TASK DIRECTIONS: The only acceptable reply is the number of lines in the material below that hold "frames".

LISTED RECORDS:
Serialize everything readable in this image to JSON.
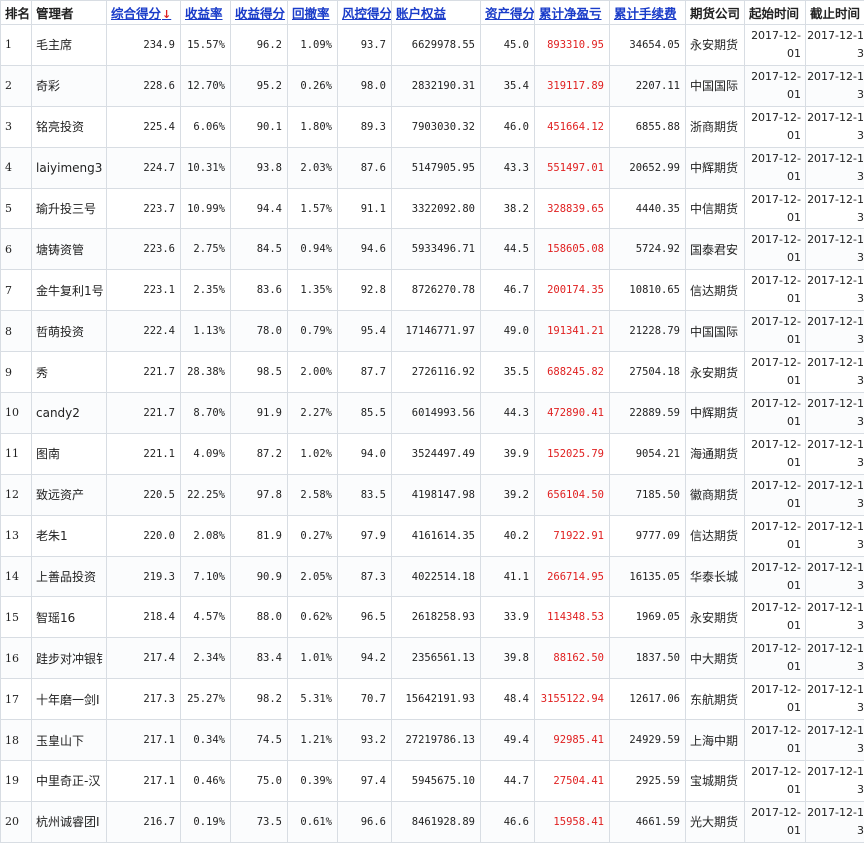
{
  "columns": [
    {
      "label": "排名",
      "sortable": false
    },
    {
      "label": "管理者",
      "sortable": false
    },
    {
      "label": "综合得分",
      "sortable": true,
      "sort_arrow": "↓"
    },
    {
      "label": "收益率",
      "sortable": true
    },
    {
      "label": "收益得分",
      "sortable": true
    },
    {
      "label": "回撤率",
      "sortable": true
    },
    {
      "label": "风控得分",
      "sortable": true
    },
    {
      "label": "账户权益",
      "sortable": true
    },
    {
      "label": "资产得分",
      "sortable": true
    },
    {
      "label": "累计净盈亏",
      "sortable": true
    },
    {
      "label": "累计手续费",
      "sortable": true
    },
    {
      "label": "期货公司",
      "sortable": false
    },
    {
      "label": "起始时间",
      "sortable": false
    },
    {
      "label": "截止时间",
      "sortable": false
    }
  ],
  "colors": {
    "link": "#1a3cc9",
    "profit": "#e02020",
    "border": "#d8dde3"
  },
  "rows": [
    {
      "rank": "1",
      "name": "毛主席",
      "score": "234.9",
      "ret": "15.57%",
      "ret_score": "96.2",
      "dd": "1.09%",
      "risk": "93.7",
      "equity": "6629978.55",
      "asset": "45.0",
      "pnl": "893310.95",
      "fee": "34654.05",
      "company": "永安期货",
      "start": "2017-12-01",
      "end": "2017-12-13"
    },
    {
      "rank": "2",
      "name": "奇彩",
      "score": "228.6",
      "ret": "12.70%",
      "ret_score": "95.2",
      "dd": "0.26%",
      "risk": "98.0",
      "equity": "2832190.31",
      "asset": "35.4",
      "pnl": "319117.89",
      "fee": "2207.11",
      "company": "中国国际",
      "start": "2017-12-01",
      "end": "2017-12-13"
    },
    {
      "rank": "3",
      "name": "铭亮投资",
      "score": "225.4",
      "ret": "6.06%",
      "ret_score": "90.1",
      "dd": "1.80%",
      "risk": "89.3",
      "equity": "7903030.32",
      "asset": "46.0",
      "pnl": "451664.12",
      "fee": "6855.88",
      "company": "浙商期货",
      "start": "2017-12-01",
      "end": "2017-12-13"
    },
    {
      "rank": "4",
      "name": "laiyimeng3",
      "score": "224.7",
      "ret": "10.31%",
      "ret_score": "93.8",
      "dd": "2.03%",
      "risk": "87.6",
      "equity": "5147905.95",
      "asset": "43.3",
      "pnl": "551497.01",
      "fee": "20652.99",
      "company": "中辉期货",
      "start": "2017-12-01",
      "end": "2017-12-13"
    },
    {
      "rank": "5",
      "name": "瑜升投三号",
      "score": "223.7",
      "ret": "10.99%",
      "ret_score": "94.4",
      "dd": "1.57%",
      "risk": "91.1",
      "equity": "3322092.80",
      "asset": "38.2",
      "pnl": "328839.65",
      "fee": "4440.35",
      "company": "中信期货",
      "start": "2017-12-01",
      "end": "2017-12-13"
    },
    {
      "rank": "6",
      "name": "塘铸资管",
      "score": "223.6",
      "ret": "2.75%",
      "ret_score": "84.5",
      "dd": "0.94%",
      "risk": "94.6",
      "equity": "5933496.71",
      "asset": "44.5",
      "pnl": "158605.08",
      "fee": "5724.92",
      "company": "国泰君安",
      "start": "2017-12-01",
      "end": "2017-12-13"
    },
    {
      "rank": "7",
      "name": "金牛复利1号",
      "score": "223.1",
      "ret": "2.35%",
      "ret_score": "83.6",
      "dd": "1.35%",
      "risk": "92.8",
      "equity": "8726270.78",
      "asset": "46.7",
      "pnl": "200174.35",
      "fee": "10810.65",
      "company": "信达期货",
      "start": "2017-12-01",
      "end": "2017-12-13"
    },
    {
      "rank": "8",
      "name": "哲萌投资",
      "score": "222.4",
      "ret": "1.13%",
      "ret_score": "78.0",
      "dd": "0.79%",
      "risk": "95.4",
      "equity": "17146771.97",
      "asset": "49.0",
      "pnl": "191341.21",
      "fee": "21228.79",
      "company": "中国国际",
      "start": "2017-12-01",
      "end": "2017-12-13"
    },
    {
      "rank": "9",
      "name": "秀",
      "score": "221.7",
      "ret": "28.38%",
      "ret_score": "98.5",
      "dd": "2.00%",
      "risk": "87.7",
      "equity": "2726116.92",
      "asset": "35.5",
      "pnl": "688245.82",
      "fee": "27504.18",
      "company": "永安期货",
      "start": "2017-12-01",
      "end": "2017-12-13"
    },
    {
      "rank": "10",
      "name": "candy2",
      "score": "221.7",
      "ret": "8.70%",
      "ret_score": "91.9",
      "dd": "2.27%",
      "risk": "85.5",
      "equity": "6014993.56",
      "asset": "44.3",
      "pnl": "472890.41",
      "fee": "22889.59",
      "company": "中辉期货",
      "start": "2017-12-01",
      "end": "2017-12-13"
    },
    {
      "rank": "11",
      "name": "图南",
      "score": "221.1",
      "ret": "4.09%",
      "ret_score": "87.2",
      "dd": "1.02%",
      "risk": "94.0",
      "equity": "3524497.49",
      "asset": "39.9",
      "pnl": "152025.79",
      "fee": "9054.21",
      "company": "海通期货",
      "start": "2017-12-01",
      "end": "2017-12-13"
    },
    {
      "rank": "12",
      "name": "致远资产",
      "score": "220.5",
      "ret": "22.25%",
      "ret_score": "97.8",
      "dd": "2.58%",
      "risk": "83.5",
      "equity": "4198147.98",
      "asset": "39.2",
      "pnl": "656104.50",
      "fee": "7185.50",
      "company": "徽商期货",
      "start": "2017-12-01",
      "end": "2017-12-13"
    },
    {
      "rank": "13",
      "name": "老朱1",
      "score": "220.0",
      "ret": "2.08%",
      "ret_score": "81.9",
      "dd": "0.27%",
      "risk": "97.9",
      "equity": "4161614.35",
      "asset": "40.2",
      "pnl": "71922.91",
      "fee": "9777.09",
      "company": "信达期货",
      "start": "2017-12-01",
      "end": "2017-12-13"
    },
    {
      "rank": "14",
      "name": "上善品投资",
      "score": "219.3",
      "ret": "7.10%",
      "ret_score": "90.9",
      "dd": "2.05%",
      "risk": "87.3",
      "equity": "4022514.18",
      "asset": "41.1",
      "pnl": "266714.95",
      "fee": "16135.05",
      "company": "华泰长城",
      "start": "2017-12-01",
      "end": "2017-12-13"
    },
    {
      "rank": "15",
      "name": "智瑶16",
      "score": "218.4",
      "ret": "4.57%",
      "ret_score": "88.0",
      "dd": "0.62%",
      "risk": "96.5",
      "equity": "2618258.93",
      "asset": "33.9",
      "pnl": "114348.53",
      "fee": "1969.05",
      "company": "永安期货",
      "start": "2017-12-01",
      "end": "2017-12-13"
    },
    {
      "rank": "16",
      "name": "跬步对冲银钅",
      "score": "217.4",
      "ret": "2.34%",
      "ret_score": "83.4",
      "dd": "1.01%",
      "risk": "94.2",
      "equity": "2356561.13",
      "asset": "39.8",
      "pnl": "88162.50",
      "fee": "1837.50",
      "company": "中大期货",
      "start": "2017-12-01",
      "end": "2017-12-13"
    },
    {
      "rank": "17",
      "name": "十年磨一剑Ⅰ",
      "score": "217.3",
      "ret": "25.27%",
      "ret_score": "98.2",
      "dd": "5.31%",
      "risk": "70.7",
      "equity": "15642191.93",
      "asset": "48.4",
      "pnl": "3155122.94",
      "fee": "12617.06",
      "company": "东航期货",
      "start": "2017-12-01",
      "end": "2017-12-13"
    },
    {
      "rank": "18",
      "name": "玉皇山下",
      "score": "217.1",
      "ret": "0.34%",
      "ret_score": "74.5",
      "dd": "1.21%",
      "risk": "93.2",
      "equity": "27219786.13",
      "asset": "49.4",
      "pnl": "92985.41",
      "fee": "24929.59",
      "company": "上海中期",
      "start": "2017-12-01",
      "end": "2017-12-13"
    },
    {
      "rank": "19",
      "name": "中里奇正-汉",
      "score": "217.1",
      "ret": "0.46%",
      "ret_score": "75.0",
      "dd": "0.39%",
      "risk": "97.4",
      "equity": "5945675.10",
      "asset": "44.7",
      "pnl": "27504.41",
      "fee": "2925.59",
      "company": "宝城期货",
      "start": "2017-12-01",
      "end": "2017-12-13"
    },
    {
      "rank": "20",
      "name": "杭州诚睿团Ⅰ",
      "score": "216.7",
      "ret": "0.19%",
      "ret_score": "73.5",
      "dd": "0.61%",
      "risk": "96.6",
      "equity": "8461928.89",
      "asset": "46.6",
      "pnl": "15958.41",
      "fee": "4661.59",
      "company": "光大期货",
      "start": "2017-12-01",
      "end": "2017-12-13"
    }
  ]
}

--

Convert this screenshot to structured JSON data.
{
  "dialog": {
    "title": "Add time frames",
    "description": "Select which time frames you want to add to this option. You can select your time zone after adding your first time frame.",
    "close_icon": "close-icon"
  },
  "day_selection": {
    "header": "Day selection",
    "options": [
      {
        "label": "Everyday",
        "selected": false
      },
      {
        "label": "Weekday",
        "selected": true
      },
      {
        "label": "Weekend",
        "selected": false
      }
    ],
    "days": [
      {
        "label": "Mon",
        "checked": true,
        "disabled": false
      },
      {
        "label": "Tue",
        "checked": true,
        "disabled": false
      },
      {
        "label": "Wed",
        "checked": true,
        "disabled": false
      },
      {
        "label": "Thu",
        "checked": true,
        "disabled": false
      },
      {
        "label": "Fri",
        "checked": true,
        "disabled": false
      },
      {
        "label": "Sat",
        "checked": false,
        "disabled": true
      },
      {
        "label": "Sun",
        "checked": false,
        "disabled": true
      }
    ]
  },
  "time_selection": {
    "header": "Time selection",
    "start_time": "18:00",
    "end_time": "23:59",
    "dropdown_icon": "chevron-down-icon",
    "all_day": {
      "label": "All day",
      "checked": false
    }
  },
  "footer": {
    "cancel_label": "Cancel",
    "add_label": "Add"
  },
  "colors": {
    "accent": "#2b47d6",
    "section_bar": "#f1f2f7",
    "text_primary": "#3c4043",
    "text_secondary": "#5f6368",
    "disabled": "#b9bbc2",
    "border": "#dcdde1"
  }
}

WRITTEN SOLUTION: 2